> [TASK ITEM]:
Please work out how many lines in the material below contain the string "Hermosilla", and answer with that number only.

----------------------------------------

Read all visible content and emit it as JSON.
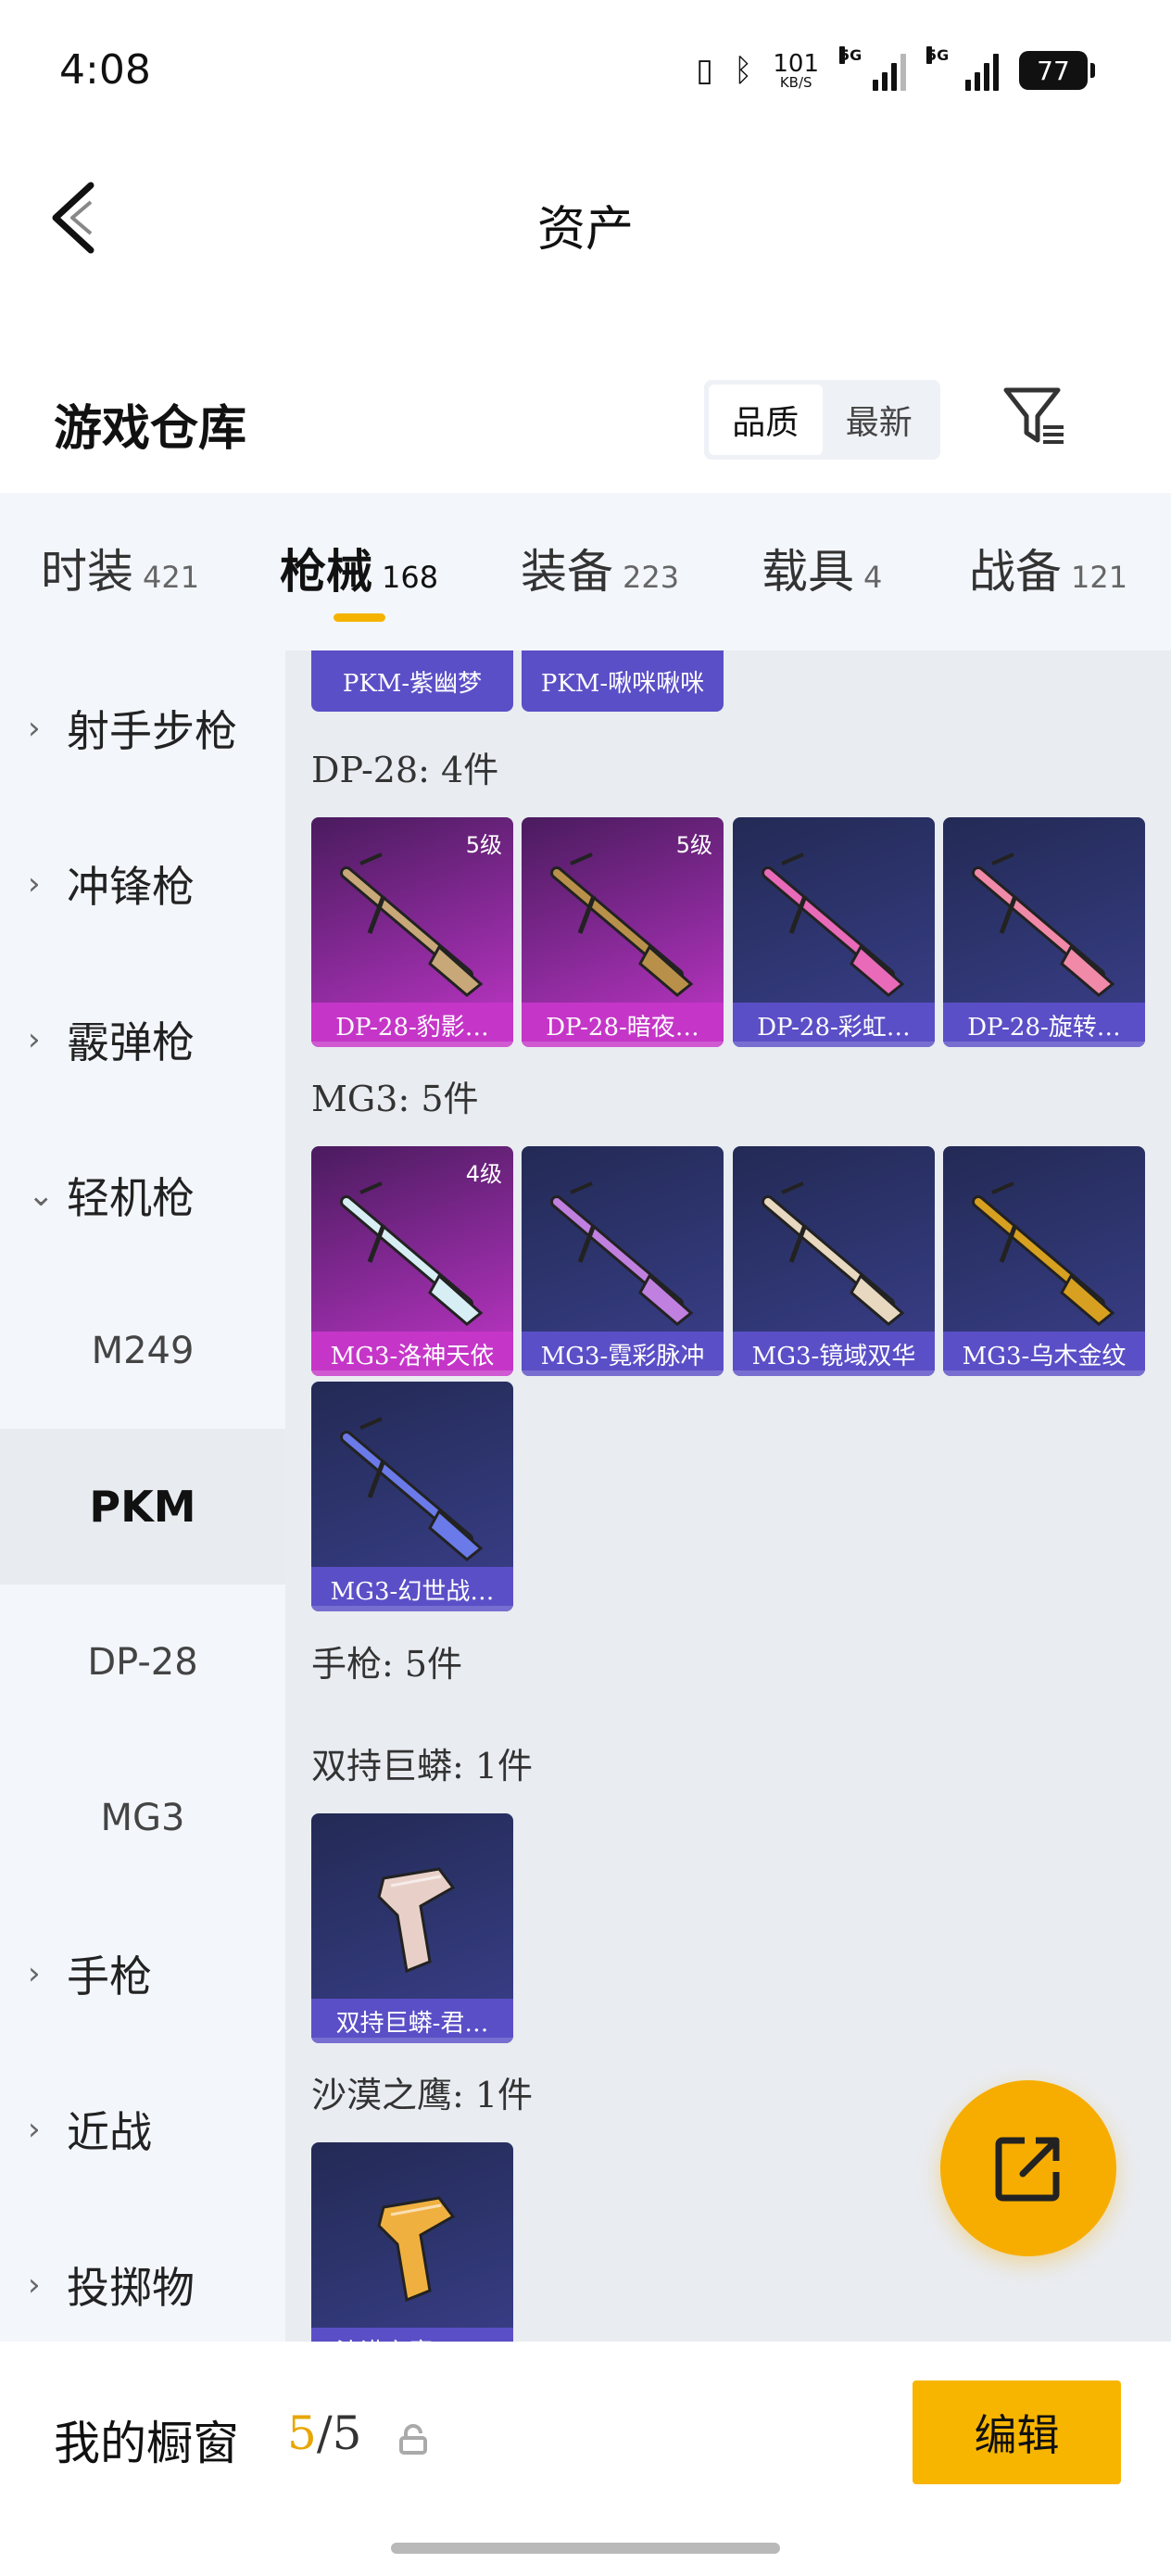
{
  "status_bar": {
    "time": "4:08",
    "net_speed": "101",
    "net_unit": "KB/S",
    "signal1_tag": "5G",
    "signal2_tag": "5G",
    "battery": "77"
  },
  "nav": {
    "title": "资产"
  },
  "warehouse": {
    "title": "游戏仓库",
    "sort_options": [
      "品质",
      "最新"
    ],
    "active_sort": "品质"
  },
  "tabs": [
    {
      "label": "时装",
      "count": "421"
    },
    {
      "label": "枪械",
      "count": "168",
      "active": true
    },
    {
      "label": "装备",
      "count": "223"
    },
    {
      "label": "载具",
      "count": "4"
    },
    {
      "label": "战备",
      "count": "121"
    }
  ],
  "sidebar": {
    "categories": [
      {
        "label": "射手步枪",
        "chevron": "chevron-right"
      },
      {
        "label": "冲锋枪",
        "chevron": "chevron-right"
      },
      {
        "label": "霰弹枪",
        "chevron": "chevron-right"
      },
      {
        "label": "轻机枪",
        "chevron": "chevron-down"
      }
    ],
    "subitems": [
      {
        "label": "M249"
      },
      {
        "label": "PKM",
        "active": true
      },
      {
        "label": "DP-28"
      },
      {
        "label": "MG3"
      }
    ],
    "more_categories": [
      {
        "label": "手枪",
        "chevron": "chevron-right"
      },
      {
        "label": "近战",
        "chevron": "chevron-right"
      },
      {
        "label": "投掷物",
        "chevron": "chevron-right"
      }
    ]
  },
  "content": {
    "partial_items": [
      "PKM-紫幽梦",
      "PKM-啾咪啾咪"
    ],
    "sections": [
      {
        "heading": "DP-28: 4件",
        "items": [
          {
            "name": "DP-28-豹影…",
            "level": "5级",
            "rarity": "purple",
            "accent": "#c8a878"
          },
          {
            "name": "DP-28-暗夜…",
            "level": "5级",
            "rarity": "purple",
            "accent": "#b8904a"
          },
          {
            "name": "DP-28-彩虹…",
            "level": "",
            "rarity": "blue",
            "accent": "#e86ab8"
          },
          {
            "name": "DP-28-旋转…",
            "level": "",
            "rarity": "blue",
            "accent": "#f08aa8"
          }
        ]
      },
      {
        "heading": "MG3: 5件",
        "items": [
          {
            "name": "MG3-洛神天依",
            "level": "4级",
            "rarity": "purple",
            "accent": "#d8eef5"
          },
          {
            "name": "MG3-霓彩脉冲",
            "level": "",
            "rarity": "blue",
            "accent": "#c080e0"
          },
          {
            "name": "MG3-镜域双华",
            "level": "",
            "rarity": "blue",
            "accent": "#e8d8c0"
          },
          {
            "name": "MG3-乌木金纹",
            "level": "",
            "rarity": "blue",
            "accent": "#d8a020"
          },
          {
            "name": "MG3-幻世战…",
            "level": "",
            "rarity": "blue",
            "accent": "#6a7ae8"
          }
        ]
      },
      {
        "heading": "手枪: 5件",
        "items": []
      },
      {
        "heading": "双持巨蟒: 1件",
        "items": [
          {
            "name": "双持巨蟒-君…",
            "level": "",
            "rarity": "blue",
            "accent": "#e8d0c8"
          }
        ]
      },
      {
        "heading": "沙漠之鹰: 1件",
        "items": [
          {
            "name": "沙漠之鹰-云…",
            "level": "",
            "rarity": "blue",
            "accent": "#f0b040"
          }
        ]
      }
    ]
  },
  "bottom": {
    "showcase_label": "我的橱窗",
    "showcase_current": "5",
    "showcase_total": "/5",
    "edit_label": "编辑"
  },
  "colors": {
    "accent": "#f7b500",
    "purple_rarity": "#c536c8",
    "blue_rarity": "#5b4fc7"
  }
}
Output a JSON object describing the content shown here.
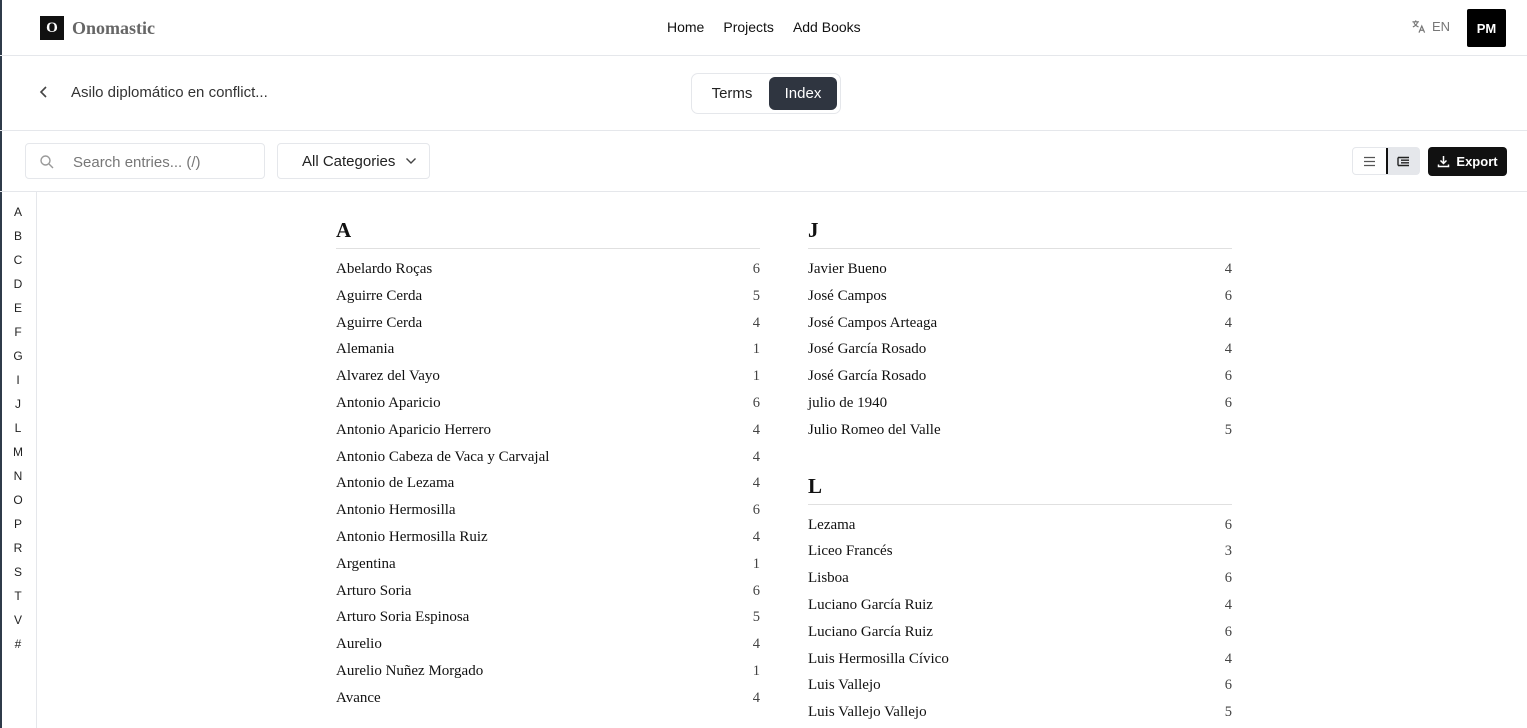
{
  "brand": {
    "logo_letter": "O",
    "name": "Onomastic"
  },
  "nav": {
    "links": [
      "Home",
      "Projects",
      "Add Books"
    ],
    "language": "EN",
    "avatar_initials": "PM"
  },
  "header": {
    "book_title": "Asilo diplomático en conflict...",
    "tabs": [
      "Terms",
      "Index"
    ],
    "active_tab": "Index"
  },
  "toolbar": {
    "search_placeholder": "Search entries... (/)",
    "category": "All Categories",
    "export_label": "Export"
  },
  "alphabet": [
    "A",
    "B",
    "C",
    "D",
    "E",
    "F",
    "G",
    "I",
    "J",
    "L",
    "M",
    "N",
    "O",
    "P",
    "R",
    "S",
    "T",
    "V",
    "#"
  ],
  "sections_left": [
    {
      "letter": "A",
      "entries": [
        {
          "name": "Abelardo Roças",
          "count": "6"
        },
        {
          "name": "Aguirre Cerda",
          "count": "5"
        },
        {
          "name": "Aguirre Cerda",
          "count": "4"
        },
        {
          "name": "Alemania",
          "count": "1"
        },
        {
          "name": "Alvarez del Vayo",
          "count": "1"
        },
        {
          "name": "Antonio Aparicio",
          "count": "6"
        },
        {
          "name": "Antonio Aparicio Herrero",
          "count": "4"
        },
        {
          "name": "Antonio Cabeza de Vaca y Carvajal",
          "count": "4"
        },
        {
          "name": "Antonio de Lezama",
          "count": "4"
        },
        {
          "name": "Antonio Hermosilla",
          "count": "6"
        },
        {
          "name": "Antonio Hermosilla Ruiz",
          "count": "4"
        },
        {
          "name": "Argentina",
          "count": "1"
        },
        {
          "name": "Arturo Soria",
          "count": "6"
        },
        {
          "name": "Arturo Soria Espinosa",
          "count": "5"
        },
        {
          "name": "Aurelio",
          "count": "4"
        },
        {
          "name": "Aurelio Nuñez Morgado",
          "count": "1"
        },
        {
          "name": "Avance",
          "count": "4"
        }
      ]
    }
  ],
  "sections_right": [
    {
      "letter": "J",
      "entries": [
        {
          "name": "Javier Bueno",
          "count": "4"
        },
        {
          "name": "José Campos",
          "count": "6"
        },
        {
          "name": "José Campos Arteaga",
          "count": "4"
        },
        {
          "name": "José García Rosado",
          "count": "4"
        },
        {
          "name": "José García Rosado",
          "count": "6"
        },
        {
          "name": "julio de 1940",
          "count": "6"
        },
        {
          "name": "Julio Romeo del Valle",
          "count": "5"
        }
      ]
    },
    {
      "letter": "L",
      "entries": [
        {
          "name": "Lezama",
          "count": "6"
        },
        {
          "name": "Liceo Francés",
          "count": "3"
        },
        {
          "name": "Lisboa",
          "count": "6"
        },
        {
          "name": "Luciano García Ruiz",
          "count": "4"
        },
        {
          "name": "Luciano García Ruiz",
          "count": "6"
        },
        {
          "name": "Luis Hermosilla Cívico",
          "count": "4"
        },
        {
          "name": "Luis Vallejo",
          "count": "6"
        },
        {
          "name": "Luis Vallejo Vallejo",
          "count": "5"
        }
      ]
    }
  ]
}
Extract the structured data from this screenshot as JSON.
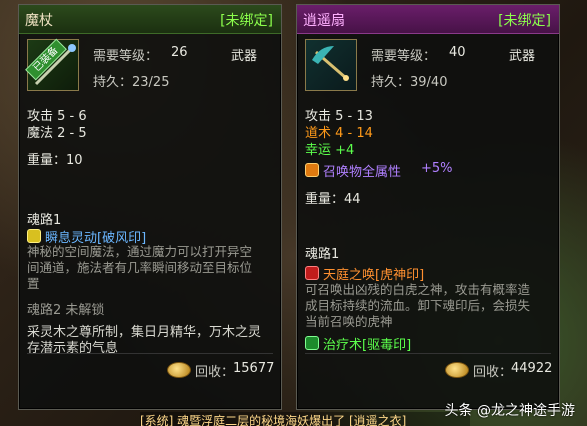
{
  "left": {
    "name": "魔杖",
    "bind_status": "[未绑定]",
    "ribbon": "已装备",
    "level_label": "需要等级：",
    "level_value": "26",
    "type": "武器",
    "durability": "持久：23/25",
    "attack": "攻击 5 - 6",
    "magic": "魔法 2 - 5",
    "weight": "重量：10",
    "soul_title": "魂路1",
    "skill_name": "瞬息灵动[破风印]",
    "skill_desc": [
      "神秘的空间魔法，通过魔力可以打开异空",
      "间通道，施法者有几率瞬间移动至目标位",
      "置"
    ],
    "soul2": "魂路2    未解锁",
    "lore": [
      "采灵木之尊所制，集日月精华，万木之灵",
      "存潜示素的气息"
    ],
    "recycle_label": "回收：",
    "recycle_value": "15677"
  },
  "right": {
    "name": "逍遥扇",
    "bind_status": "[未绑定]",
    "level_label": "需要等级：",
    "level_value": "40",
    "type": "武器",
    "durability": "持久：39/40",
    "attack": "攻击 5 - 13",
    "dao": "道术 4 - 14",
    "luck": "幸运 +4",
    "summon_attr": "召唤物全属性",
    "summon_value": "+5%",
    "weight": "重量：44",
    "soul_title": "魂路1",
    "skill1_name": "天庭之唤[虎神印]",
    "skill1_desc": [
      "可召唤出凶残的白虎之神，攻击有概率造",
      "成目标持续的流血。卸下魂印后，会损失",
      "当前召唤的虎神"
    ],
    "skill2_name": "治疗术[驱毒印]",
    "recycle_label": "回收：",
    "recycle_value": "44922"
  },
  "watermark": "头条 @龙之神途手游",
  "banner": "[系统] 魂暨浮庭二层的秘境海妖爆出了 [逍遥之衣]"
}
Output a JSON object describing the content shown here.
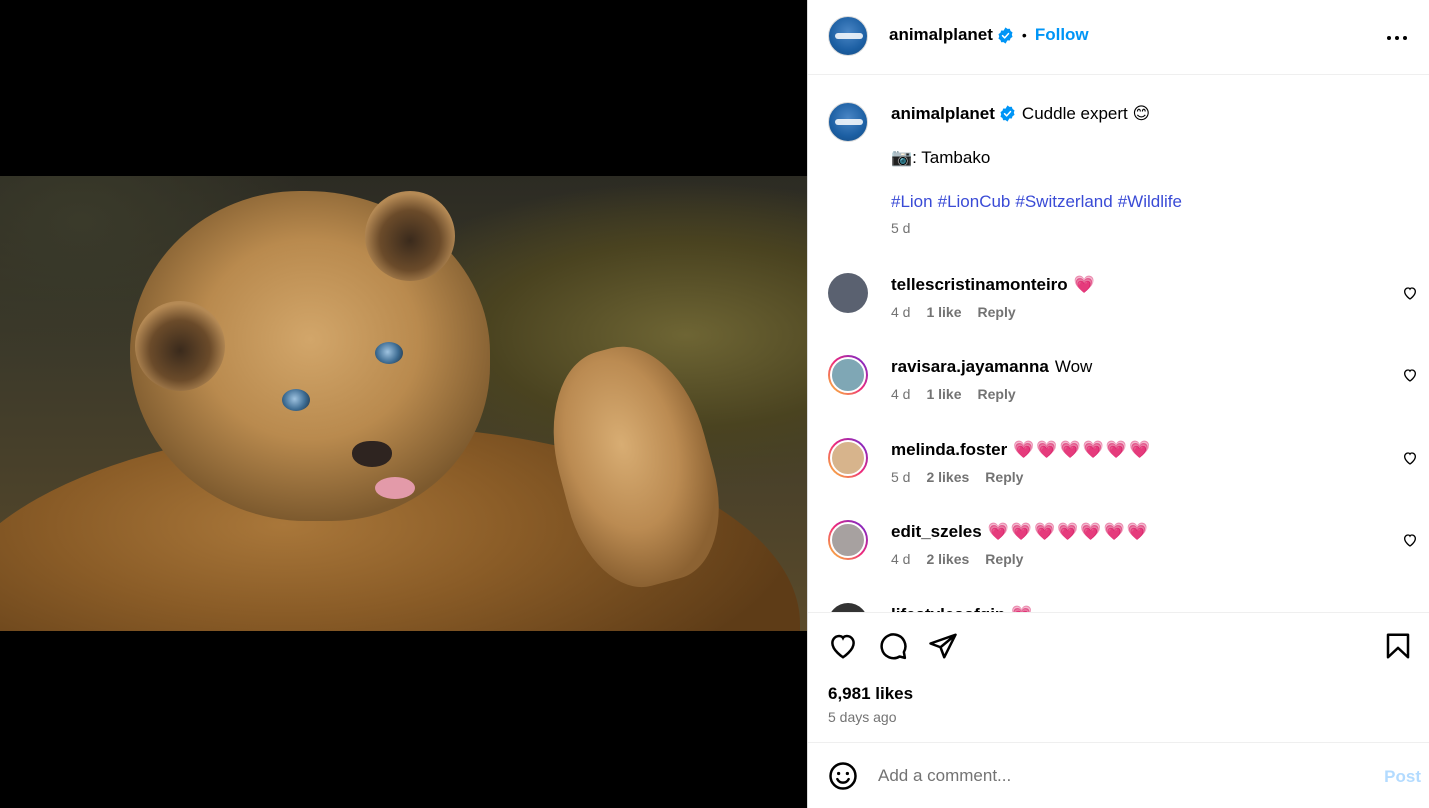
{
  "header": {
    "username": "animalplanet",
    "separator": "•",
    "follow_label": "Follow",
    "more_icon": "more-horizontal-icon"
  },
  "caption": {
    "username": "animalplanet",
    "text": "Cuddle expert 😊",
    "credit": "📷: Tambako",
    "hashtags": [
      "#Lion",
      "#LionCub",
      "#Switzerland",
      "#Wildlife"
    ],
    "age": "5 d"
  },
  "comments": [
    {
      "username": "tellescristinamonteiro",
      "text": "💗",
      "age": "4 d",
      "likes": "1 like",
      "reply": "Reply",
      "avatar_color": "#5a6170"
    },
    {
      "username": "ravisara.jayamanna",
      "text": "Wow",
      "age": "4 d",
      "likes": "1 like",
      "reply": "Reply",
      "avatar_color": "#7fa7b5"
    },
    {
      "username": "melinda.foster",
      "text": "💗💗💗💗💗💗",
      "age": "5 d",
      "likes": "2 likes",
      "reply": "Reply",
      "avatar_color": "#d7b48c"
    },
    {
      "username": "edit_szeles",
      "text": "💗💗💗💗💗💗💗",
      "age": "4 d",
      "likes": "2 likes",
      "reply": "Reply",
      "avatar_color": "#a7a1a0"
    },
    {
      "username": "lifestylesofgin",
      "text": "💗",
      "age": "",
      "likes": "",
      "reply": "",
      "avatar_color": "#333333"
    }
  ],
  "actions": {
    "like_icon": "heart-outline-icon",
    "comment_icon": "comment-bubble-icon",
    "share_icon": "paper-plane-icon",
    "save_icon": "bookmark-icon",
    "likes_count": "6,981 likes",
    "posted_ago": "5 days ago"
  },
  "composer": {
    "placeholder": "Add a comment...",
    "post_label": "Post"
  },
  "colors": {
    "accent": "#0095f6",
    "hashtag": "#3a4bd6",
    "muted": "#737373",
    "post_disabled": "#b3dbff",
    "heart": "#ee2a57"
  }
}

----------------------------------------

> [TASK OUTPUT]:
3